Next on the Agenda was the Motion to Approve the Auditor for the 2017-2018 Fiscal Year, which passed without any debate. The next motion presented was for SSMU to join the International Institute of Education’s Syria Consortium for Higher Education in Crisis. Speaking on the motion, Nour from the Faculty of Arts stated that it would be a chance for McGill “to make a real change, instead of just talking about it.” The motion passed with a unanimous yes vote and raucous applause. Another motion which passed with very little opposition was the motion to make amendments to the SSMU Sustainability Policy.
VP External Connor Spencer presented a motion to condemn disciplinary action undertaken by Dalhousie University against Masuma Khan, vice-president of the Dalhousie Student Union (DSU). VP Khan had a complaint lodged against her by another student for allegedly discriminating against white people in a Facebook post on Khan’s personal page. The acceptance of this motion overwhelmingly passed at the SSMU GA, and as of October 25, Dalhousie University has dropped disciplinary action against Khan.
Question period saw the SSMU Executive extensively grilled by members of the society on concerns over the SSMU building closure, and a lack of francophone translations and resources. While President Tojiboeva was not in the room, a question was brought forward by Arno Pedram, Faculty of Arts, on her thoughts in regards to the motion on a vote of no-confidence failing despite garnering a simple majority.

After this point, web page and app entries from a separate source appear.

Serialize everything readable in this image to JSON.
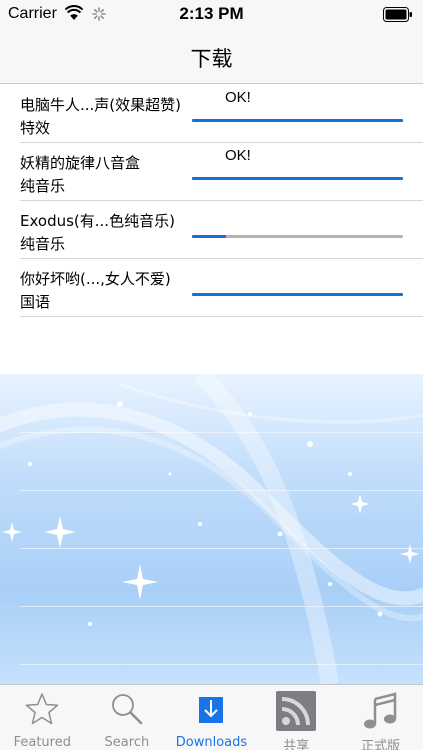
{
  "status_bar": {
    "carrier": "Carrier",
    "time": "2:13 PM"
  },
  "nav": {
    "title": "下载"
  },
  "downloads": [
    {
      "title": "电脑牛人...声(效果超赞)",
      "subtitle": "特效",
      "status": "OK!",
      "progress": 1.0
    },
    {
      "title": "妖精的旋律八音盒",
      "subtitle": "纯音乐",
      "status": "OK!",
      "progress": 1.0
    },
    {
      "title": "Exodus(有...色纯音乐)",
      "subtitle": "纯音乐",
      "status": "",
      "progress": 0.16
    },
    {
      "title": "你好坏哟(...,女人不爱)",
      "subtitle": "国语",
      "status": "",
      "progress": 1.0
    }
  ],
  "tabs": [
    {
      "label": "Featured",
      "icon": "star-icon"
    },
    {
      "label": "Search",
      "icon": "search-icon"
    },
    {
      "label": "Downloads",
      "icon": "download-icon",
      "active": true
    },
    {
      "label": "共享",
      "icon": "rss-icon"
    },
    {
      "label": "正式版",
      "icon": "music-note-icon"
    }
  ],
  "colors": {
    "accent": "#1a73e8",
    "progress_fill": "#1a6fd6",
    "progress_track": "#b4b4b4"
  }
}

Upon her return to the Assembly, the President replied to the question by stating that “there are 24,000 people at McGill, so the people here are clearly not the majority.” Continuing, she remarked, “I’d also like to point out the fact that today, 160 people voted no for a director only for one reason, because he was Jewish, and I think that is extremely problematic.” This was in reference to the failed appointment of Noah Lew.

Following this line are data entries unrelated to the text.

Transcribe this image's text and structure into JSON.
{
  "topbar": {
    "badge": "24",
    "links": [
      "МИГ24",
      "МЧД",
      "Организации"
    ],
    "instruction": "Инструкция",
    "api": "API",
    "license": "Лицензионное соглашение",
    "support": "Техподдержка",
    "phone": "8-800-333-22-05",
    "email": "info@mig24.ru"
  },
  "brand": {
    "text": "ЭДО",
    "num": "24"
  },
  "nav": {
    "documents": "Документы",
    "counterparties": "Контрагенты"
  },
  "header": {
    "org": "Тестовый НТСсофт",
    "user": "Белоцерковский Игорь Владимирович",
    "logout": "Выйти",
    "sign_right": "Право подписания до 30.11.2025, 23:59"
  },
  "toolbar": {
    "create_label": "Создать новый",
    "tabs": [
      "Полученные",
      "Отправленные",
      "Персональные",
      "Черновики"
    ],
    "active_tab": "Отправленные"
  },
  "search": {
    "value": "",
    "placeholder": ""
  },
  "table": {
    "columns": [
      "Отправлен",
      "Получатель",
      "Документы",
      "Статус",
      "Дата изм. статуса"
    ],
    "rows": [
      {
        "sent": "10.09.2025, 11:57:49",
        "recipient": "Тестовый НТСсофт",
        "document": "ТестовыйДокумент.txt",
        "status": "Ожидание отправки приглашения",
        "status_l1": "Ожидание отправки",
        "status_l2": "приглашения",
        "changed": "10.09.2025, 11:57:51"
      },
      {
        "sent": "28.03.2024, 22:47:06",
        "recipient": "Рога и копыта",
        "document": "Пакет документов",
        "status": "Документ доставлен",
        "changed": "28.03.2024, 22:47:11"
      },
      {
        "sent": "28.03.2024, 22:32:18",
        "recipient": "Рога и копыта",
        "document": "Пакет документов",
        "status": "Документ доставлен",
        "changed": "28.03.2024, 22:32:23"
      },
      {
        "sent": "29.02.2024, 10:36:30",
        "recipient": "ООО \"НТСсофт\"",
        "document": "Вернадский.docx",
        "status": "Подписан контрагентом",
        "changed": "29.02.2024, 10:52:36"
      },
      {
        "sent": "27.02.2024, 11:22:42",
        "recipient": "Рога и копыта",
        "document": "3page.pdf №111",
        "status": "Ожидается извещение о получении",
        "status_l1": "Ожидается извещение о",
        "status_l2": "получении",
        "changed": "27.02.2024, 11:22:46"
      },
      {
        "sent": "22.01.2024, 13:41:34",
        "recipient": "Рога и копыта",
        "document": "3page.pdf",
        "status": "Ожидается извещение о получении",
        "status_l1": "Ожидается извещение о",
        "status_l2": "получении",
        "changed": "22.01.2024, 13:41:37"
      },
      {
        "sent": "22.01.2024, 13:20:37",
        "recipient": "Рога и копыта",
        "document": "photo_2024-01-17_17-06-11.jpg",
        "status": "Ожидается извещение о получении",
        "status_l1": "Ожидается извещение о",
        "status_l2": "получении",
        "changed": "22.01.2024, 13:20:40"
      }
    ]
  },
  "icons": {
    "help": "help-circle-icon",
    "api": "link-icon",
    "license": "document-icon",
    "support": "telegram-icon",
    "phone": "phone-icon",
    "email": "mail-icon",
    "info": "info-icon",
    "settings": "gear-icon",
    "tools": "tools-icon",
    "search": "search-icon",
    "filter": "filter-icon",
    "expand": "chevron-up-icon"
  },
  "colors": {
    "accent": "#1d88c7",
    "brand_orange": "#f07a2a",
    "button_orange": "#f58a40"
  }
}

Additionally, President Tojiboeva added: “I think the discontent is coming from a lot of issues that are political, and has nothing to do with my work as President… I’m sick and tired of the GA being seen as the majority of people.” Although there was no clapping allowed, a large portion of the Assembly applauded in support of the President’s statement.

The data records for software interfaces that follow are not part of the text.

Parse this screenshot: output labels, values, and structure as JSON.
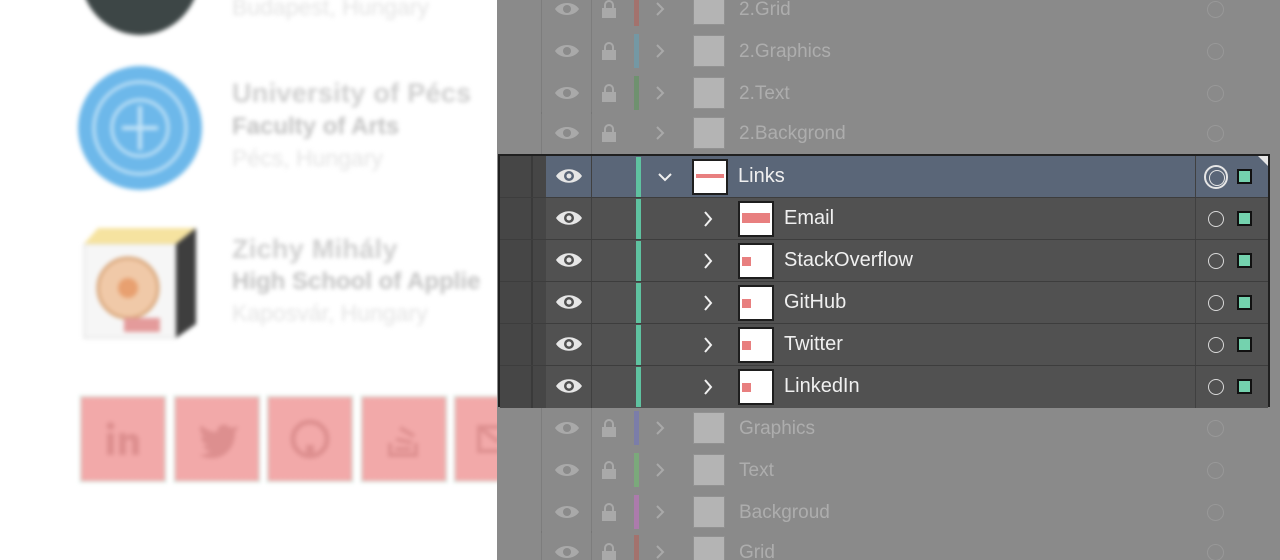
{
  "artboard": {
    "entries": [
      {
        "name": "",
        "faculty": "",
        "location": "Budapest, Hungary"
      },
      {
        "name": "University of Pécs",
        "faculty": "Faculty of Arts",
        "location": "Pécs, Hungary"
      },
      {
        "name": "Zichy Mihály",
        "faculty": "High School of Applie",
        "location": "Kaposvár, Hungary"
      }
    ],
    "social_icons": [
      "linkedin-icon",
      "twitter-icon",
      "github-icon",
      "stackoverflow-icon",
      "email-icon"
    ]
  },
  "layers": {
    "above": [
      {
        "name": "2.Grid",
        "color": "#c2574a"
      },
      {
        "name": "2.Graphics",
        "color": "#5aa9c4"
      },
      {
        "name": "2.Text",
        "color": "#4f9a4f"
      },
      {
        "name": "2.Backgrond",
        "color": "#8a8a8a"
      }
    ],
    "group": {
      "name": "Links",
      "children": [
        "Email",
        "StackOverflow",
        "GitHub",
        "Twitter",
        "LinkedIn"
      ]
    },
    "below": [
      {
        "name": "Graphics",
        "color": "#6a6fd0"
      },
      {
        "name": "Text",
        "color": "#6bcf6b"
      },
      {
        "name": "Backgroud",
        "color": "#d66bd6"
      },
      {
        "name": "Grid",
        "color": "#c2574a"
      }
    ],
    "colors": {
      "layer_accent": "#5fc2a0",
      "selection_square": "#74d2ae",
      "header_row": "#5a6678"
    }
  }
}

The agenda for the Fall 2017 SSMU GA can be found here. If you would like to learn more about what each Executive has been up to, see each respective report: VP External – Report, VP Finance – Report, VP Internal – Report, VP Student Life – Report, VP University Affairs – Report, President – Report, Board of Directors – Report, Executive Committee – Report.